Fun with fonts

So I’ve been playing around with the RichTextBox for WPF and decided that it would be a great idea to add font selection to the code. Obviously, this being WPF, I didn’t want to just list the fonts out, I wanted to list the fonts out in exactly the way they’d be displayed. In other words, I want the font name to be written out using the font itself. By now it shouldn’t come as a surprise to you that this is extremely easy to do in WPF.

First of all, it’s really easy to get a list of the fonts. .NET provides a handy little class cunningly enough known as InstalledFontCollection, so we’ll wrap that up in a handy list ready for use:

 

using System;
using System.Collections.Generic;
using System.Drawing.Text;
using System.Drawing;

namespace FontManager
{
    public class InstalledFonts : List<FontFamily>
    {
        public InstalledFonts()
        {
            InstalledFontCollection fonts = new InstalledFontCollection();
            this.AddRange(fonts.Families);
        }
    }
}

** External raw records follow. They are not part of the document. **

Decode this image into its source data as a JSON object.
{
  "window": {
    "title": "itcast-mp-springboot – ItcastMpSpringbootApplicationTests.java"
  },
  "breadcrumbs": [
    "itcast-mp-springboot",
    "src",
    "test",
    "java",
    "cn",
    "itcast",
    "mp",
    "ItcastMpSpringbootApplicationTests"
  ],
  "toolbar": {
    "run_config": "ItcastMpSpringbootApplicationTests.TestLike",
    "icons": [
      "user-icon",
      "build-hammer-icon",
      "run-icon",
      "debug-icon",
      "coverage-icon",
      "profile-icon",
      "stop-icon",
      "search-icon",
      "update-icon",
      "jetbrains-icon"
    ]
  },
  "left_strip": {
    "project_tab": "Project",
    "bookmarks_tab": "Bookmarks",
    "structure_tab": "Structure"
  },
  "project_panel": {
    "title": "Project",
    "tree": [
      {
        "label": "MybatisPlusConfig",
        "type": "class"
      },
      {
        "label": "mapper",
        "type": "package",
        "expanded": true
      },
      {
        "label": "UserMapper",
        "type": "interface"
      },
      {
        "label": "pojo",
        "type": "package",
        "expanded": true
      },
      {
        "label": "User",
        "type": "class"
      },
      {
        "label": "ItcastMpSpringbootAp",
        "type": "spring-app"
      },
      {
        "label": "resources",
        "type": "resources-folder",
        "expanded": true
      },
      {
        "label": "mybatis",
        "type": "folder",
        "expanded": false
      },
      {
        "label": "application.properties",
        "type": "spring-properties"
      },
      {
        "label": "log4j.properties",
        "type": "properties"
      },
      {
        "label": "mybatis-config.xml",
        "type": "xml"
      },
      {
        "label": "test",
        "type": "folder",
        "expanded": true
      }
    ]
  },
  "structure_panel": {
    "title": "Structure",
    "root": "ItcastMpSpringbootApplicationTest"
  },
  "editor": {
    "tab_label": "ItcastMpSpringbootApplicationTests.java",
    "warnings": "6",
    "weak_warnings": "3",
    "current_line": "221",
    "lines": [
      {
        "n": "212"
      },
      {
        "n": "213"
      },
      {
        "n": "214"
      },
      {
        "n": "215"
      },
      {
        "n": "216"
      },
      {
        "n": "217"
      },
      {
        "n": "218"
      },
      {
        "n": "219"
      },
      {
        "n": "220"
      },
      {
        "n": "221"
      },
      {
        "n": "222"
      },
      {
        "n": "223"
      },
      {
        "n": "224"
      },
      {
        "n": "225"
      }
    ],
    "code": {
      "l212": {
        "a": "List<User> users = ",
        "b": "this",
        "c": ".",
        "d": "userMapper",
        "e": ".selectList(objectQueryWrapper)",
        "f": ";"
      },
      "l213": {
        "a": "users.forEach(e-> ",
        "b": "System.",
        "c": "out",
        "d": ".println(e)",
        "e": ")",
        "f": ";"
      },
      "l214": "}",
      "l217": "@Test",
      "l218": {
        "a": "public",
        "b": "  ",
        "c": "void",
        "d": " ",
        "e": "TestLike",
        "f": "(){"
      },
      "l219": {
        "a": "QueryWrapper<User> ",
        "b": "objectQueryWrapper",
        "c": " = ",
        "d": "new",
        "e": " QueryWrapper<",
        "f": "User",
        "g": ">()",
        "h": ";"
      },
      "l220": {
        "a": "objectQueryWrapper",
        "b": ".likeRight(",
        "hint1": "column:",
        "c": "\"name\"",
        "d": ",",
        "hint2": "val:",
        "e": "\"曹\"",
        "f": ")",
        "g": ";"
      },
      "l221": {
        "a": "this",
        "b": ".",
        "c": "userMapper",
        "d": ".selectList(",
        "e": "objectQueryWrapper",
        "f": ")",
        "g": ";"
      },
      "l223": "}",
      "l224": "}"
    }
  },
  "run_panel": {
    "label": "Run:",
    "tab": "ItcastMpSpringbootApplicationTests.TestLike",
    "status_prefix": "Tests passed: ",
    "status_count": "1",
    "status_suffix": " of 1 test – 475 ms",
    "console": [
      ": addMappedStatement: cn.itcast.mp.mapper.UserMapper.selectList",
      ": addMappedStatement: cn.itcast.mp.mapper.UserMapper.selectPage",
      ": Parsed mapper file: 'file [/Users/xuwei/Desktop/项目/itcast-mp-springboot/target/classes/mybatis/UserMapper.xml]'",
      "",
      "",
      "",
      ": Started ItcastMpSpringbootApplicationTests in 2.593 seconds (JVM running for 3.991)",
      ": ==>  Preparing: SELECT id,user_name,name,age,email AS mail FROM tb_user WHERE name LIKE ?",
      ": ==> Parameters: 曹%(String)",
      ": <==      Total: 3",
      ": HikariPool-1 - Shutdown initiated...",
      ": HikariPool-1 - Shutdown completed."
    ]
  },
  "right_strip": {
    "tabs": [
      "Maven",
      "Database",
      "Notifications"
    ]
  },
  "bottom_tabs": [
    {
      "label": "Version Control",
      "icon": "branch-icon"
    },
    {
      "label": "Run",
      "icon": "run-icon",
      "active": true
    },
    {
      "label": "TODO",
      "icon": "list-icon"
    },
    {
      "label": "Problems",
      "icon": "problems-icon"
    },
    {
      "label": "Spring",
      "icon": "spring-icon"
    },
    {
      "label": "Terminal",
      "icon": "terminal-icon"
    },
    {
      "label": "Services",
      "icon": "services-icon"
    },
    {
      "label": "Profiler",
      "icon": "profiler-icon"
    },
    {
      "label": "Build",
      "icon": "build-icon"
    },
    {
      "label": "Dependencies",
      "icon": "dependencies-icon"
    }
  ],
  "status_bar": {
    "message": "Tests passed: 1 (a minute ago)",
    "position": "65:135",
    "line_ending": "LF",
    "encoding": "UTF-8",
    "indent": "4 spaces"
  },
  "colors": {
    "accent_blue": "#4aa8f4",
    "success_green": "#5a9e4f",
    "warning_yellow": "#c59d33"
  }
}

This class just wraps up the installed font families into a handy dataprovider format. This is all about being nice and blend-friendly.

Next we want to define a usercontrol to display the fonts. Something to note about this control; we display the data in a virtualizing stack panel - if you don't, you could end up waiting quite a while for the first display of the font.

<UserControl
    x:Class="FontManager.InstalledFontDisplay"
    xmlns="http://schemas.microsoft.com/winfx/2006/xaml/presentation"
    xmlns:drawing="clr-namespace:System.Drawing;assembly=System.Drawing"
    xmlns:m="clr-namespace:FontManager"
    xmlns:sys="clr-namespace:System.Collections.Generic;assembly=mscorlib"
    xmlns:x="http://schemas.microsoft.com/winfx/2006/xaml">
    <UserControl.Resources>
        <Style x:Key="FontStyle">
            <Setter Property="Control.FontFamily" Value="{Binding Name}" />
            <Setter Property="Control.FontSize" Value="16" />
        </Style>
        <DataTemplate x:Key="FontTemplate">
            <StackPanel VirtualizingStackPanel.IsVirtualizing="True">
                <TextBlock
                    Text="{Binding Name}"
                    ToolTip="{Binding Name}"
                    Style="{StaticResource FontStyle}" />
            </StackPanel>
        </DataTemplate>
        <ObjectDataProvider x:Key="FontProvider" ObjectType="{x:Type m:InstalledFonts}"/>
    </UserControl.Resources>
    <ComboBox
            VerticalAlignment="Top"
            ItemsSource="{Binding Source={StaticResource FontProvider}}"
            ItemTemplate="{StaticResource FontTemplate}" />

</UserControl>

That's it - that's all there is to displaying your font names in the appropriate font. It is so easy, and yet another reason to love WPF. Go on - you know you love it.

About these ads
  1. March 14, 2009 at 8:27 am

    nice one pete

    • peteohanlon
      March 14, 2009 at 10:26 am

      Cheers Sacha. I found the one area that I couldn’t find any output from you on – document management in WPF.;->

  2. Richard
    April 22, 2009 at 3:10 pm

    Since WPF doesn’t use System.Drawing, wouldn’t it be “better” to use the System.Windows.Media.Fonts.SystemFontFamilies property instead?

  1. No trackbacks yet.

Leave a Reply

Fill in your details below or click an icon to log in:

WordPress.com Logo

You are commenting using your WordPress.com account. Log Out / Change )

Twitter picture

You are commenting using your Twitter account. Log Out / Change )

Facebook photo

You are commenting using your Facebook account. Log Out / Change )

Google+ photo

You are commenting using your Google+ account. Log Out / Change )

Connecting to %s

The Canny Coder

Java 8 Functional Programming with Lambda Expressions

pihole.org

Adventures in theoretical computer science, with your host, chaiguy1337

Confessions of a coder

Confessions of a WPF lover

Follow

Get every new post delivered to your Inbox.

Join 39 other followers

%d bloggers like this: